The WoG approach is based on consolidation not creation. As noted by the Attorney-General’s Department, ‘The whole of government approach is not expected to create any new government policy, but rather will assist agencies to interpret and apply existing government policies as they relate to IP.’
While the WoG approach should take some of the legwork out of IP management by rolling a number of existing documents into two documents, the Statement of IP Principles and the IP Better Practice Manual, it will not reduce the need for agencies to implement their own IP management policies, which will require a consideration of all IP, including identification of IT-related IP.
Most notably for agencies, the WoG approach is unlikely to include a template IP management policy or plan that agencies can simply tailor and adopt. An insight into likely agency obligations after implementation of the WoG approach can be seen by evaluating the draft Statement of IP Principles.
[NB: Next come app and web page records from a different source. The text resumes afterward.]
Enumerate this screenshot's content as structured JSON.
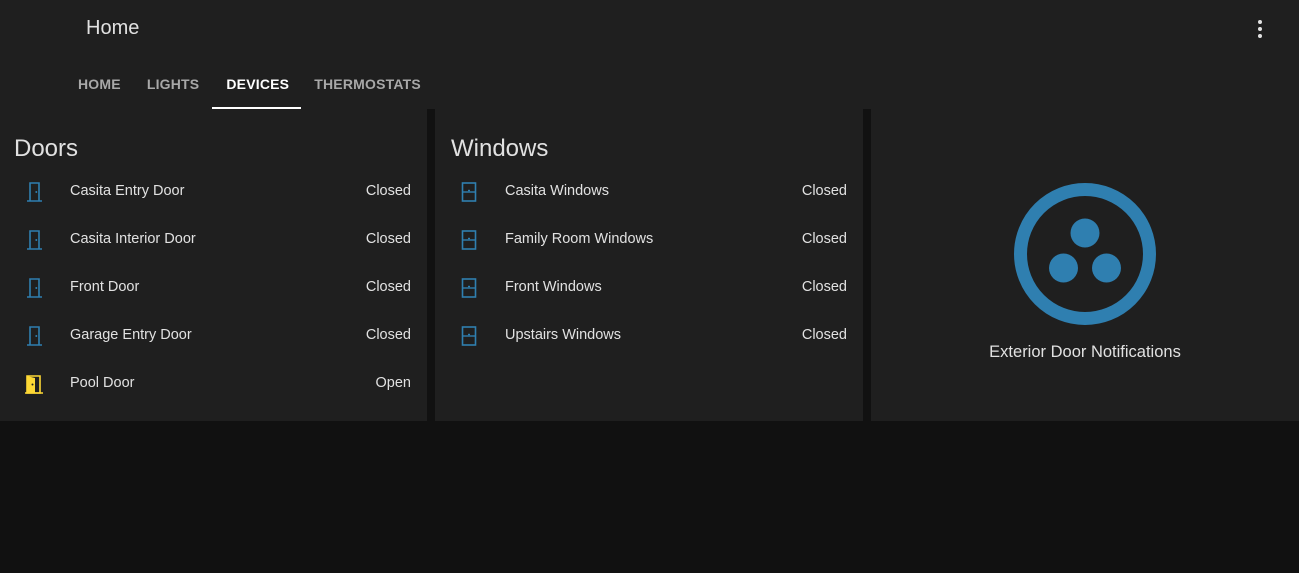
{
  "header": {
    "title": "Home",
    "menu_icon": "dots-vertical-icon"
  },
  "tabs": [
    {
      "label": "HOME",
      "active": false
    },
    {
      "label": "LIGHTS",
      "active": false
    },
    {
      "label": "DEVICES",
      "active": true
    },
    {
      "label": "THERMOSTATS",
      "active": false
    }
  ],
  "doors": {
    "title": "Doors",
    "items": [
      {
        "name": "Casita Entry Door",
        "state": "Closed",
        "icon": "door-closed-icon"
      },
      {
        "name": "Casita Interior Door",
        "state": "Closed",
        "icon": "door-closed-icon"
      },
      {
        "name": "Front Door",
        "state": "Closed",
        "icon": "door-closed-icon"
      },
      {
        "name": "Garage Entry Door",
        "state": "Closed",
        "icon": "door-closed-icon"
      },
      {
        "name": "Pool Door",
        "state": "Open",
        "icon": "door-open-icon"
      }
    ]
  },
  "windows": {
    "title": "Windows",
    "items": [
      {
        "name": "Casita Windows",
        "state": "Closed",
        "icon": "window-closed-icon"
      },
      {
        "name": "Family Room Windows",
        "state": "Closed",
        "icon": "window-closed-icon"
      },
      {
        "name": "Front Windows",
        "state": "Closed",
        "icon": "window-closed-icon"
      },
      {
        "name": "Upstairs Windows",
        "state": "Closed",
        "icon": "window-closed-icon"
      }
    ]
  },
  "notifications": {
    "label": "Exterior Door Notifications",
    "icon": "automation-circle-icon"
  },
  "colors": {
    "accent_blue": "#2f7fb0",
    "active_yellow": "#fdd835",
    "card_bg": "#1f1f1f",
    "page_bg": "#111111"
  }
}
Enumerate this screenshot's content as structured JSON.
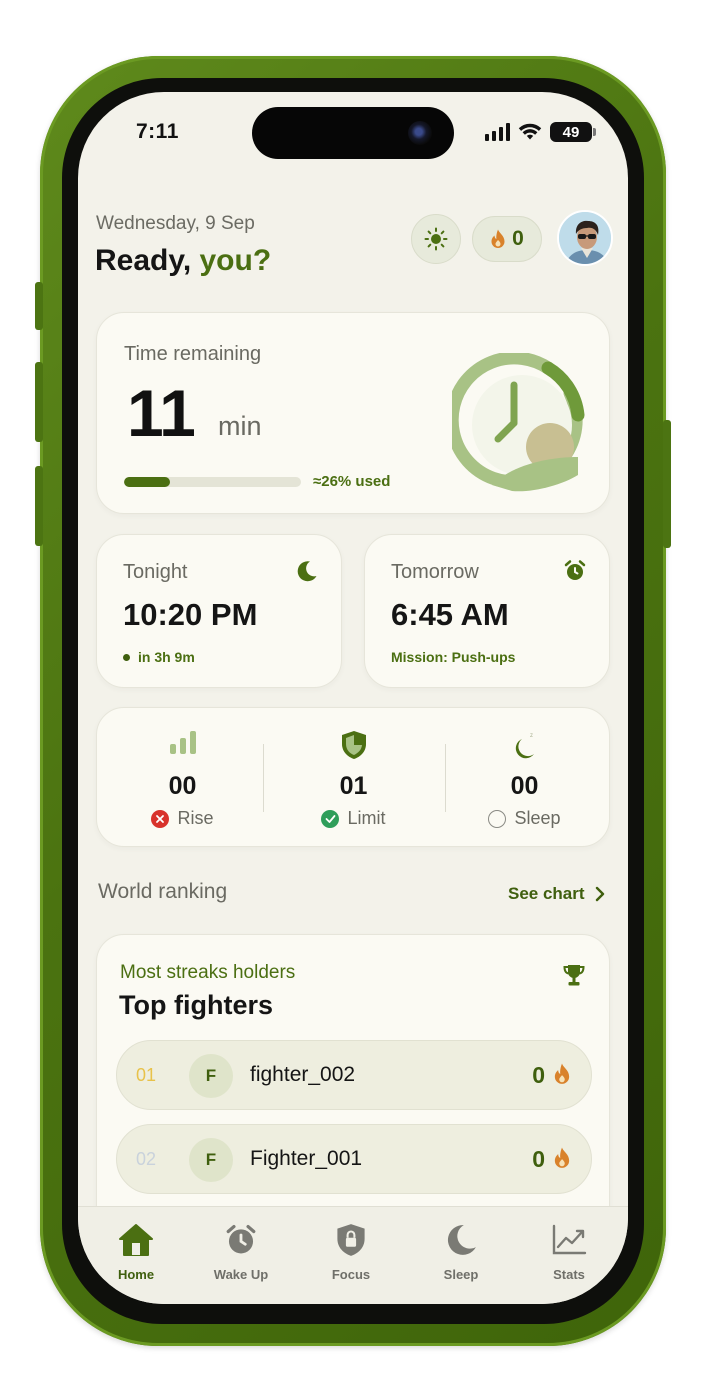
{
  "status_bar": {
    "time": "7:11",
    "battery": "49"
  },
  "header": {
    "date": "Wednesday, 9 Sep",
    "greeting_prefix": "Ready,",
    "greeting_name": "you?",
    "streak_count": "0"
  },
  "time_remaining": {
    "label": "Time remaining",
    "value": "11",
    "unit": "min",
    "used_fraction": 0.26,
    "used_text": "≈26% used"
  },
  "tonight": {
    "title": "Tonight",
    "time": "10:20 PM",
    "sub": "in 3h 9m"
  },
  "tomorrow": {
    "title": "Tomorrow",
    "time": "6:45 AM",
    "sub": "Mission: Push-ups"
  },
  "stats": [
    {
      "value": "00",
      "label": "Rise",
      "state": "failed"
    },
    {
      "value": "01",
      "label": "Limit",
      "state": "done"
    },
    {
      "value": "00",
      "label": "Sleep",
      "state": "pending"
    }
  ],
  "ranking": {
    "header": "World ranking",
    "see_chart": "See chart",
    "subtitle": "Most streaks holders",
    "title": "Top fighters",
    "rows": [
      {
        "rank": "01",
        "initial": "F",
        "name": "fighter_002",
        "score": "0",
        "rank_color": "#e8c24a"
      },
      {
        "rank": "02",
        "initial": "F",
        "name": "Fighter_001",
        "score": "0",
        "rank_color": "#c9d2dc"
      }
    ]
  },
  "tabs": [
    {
      "label": "Home",
      "icon": "home-icon",
      "active": true
    },
    {
      "label": "Wake Up",
      "icon": "alarm-clock-icon",
      "active": false
    },
    {
      "label": "Focus",
      "icon": "lock-shield-icon",
      "active": false
    },
    {
      "label": "Sleep",
      "icon": "moon-icon",
      "active": false
    },
    {
      "label": "Stats",
      "icon": "chart-icon",
      "active": false
    }
  ],
  "colors": {
    "accent": "#4b6f12",
    "case": "#4b7310",
    "background": "#f3f2ea",
    "fire": "#d9822b"
  }
}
In their current form they require that:
- each agency should have an IP management policy that reflects its corporate objectives;
- implementation of the IP management policy should be supported by appropriate training and resources, including access to expert advices; and
- agencies should, as appropriate, maintain a register(s) of valuable IP.
The IT-related IP that is owned or licensed by an agency can be difficult to identify because for example in a software development project there is often existing material (which the vendor brings to the agreement and continues to own), in which bespoke material is incorporated (which the vendor creates for the agency). Therefore a comprehensive and informed assessment of the agencies’ ownership and licence rights is required as part of the process of preparing the IP register.
Simple but effective strategies that can be utilised to ensure effective IT-related IP management are:
- review your outsourcing requirements from an IP as well as an operational perspective.
- document likely IP requirements ie what aspects of the service or equipment delivery will utilise or incorporate IP?
- tell tenderers what IP information you want – and keep it simple.
- make sure you understand the real value of each IP item – and incorporate this into your asset management.
- make sure the Contract includes a mechanism for identifying all sources of IP and a mechanism for ongoing IP management, including of licensed and owned IP.
- think realistically about ‘layered’ IP (IP that has multiple sources eg contractor IP that is modified to add new IP) and construct licence/ownership arrangements on that basis.
- think about whether split ownership of ‘layered’ IP is realistically workable and valuable.
- use IP issues in your negotiation strategy eg what benefits do you receive for giving up ownership of new IP?
- build IP management into your change control process.
- consider IP management for a KPI.
- measure compliance with IP management obligations regularly.
- make IP management an important part of transition-out.
Agencies should be addressing management of IP, and in particular valuable ITrelated IP, now. For some agencies this will involve drafting an IP management policy tailored to the specific situation and objectives of the agency including all IT-related IP, for other agencies this will involve a review of their existing policy and systems. Dealing with these issues now will mean that your agency is prepared for the implementation of the WoG approach to IP and, more importantly, will ensure that systems are in place to protect your agency’s ITrelated IP, an important but often neglected asset.
This publication is intended as a first point of reference and should not be relied on as a substitute for professional advice. Specialist legal advice should always be sought in relation to any particular circumstances and no liability will be accepted for any losses incurred by those relying solely on this publication.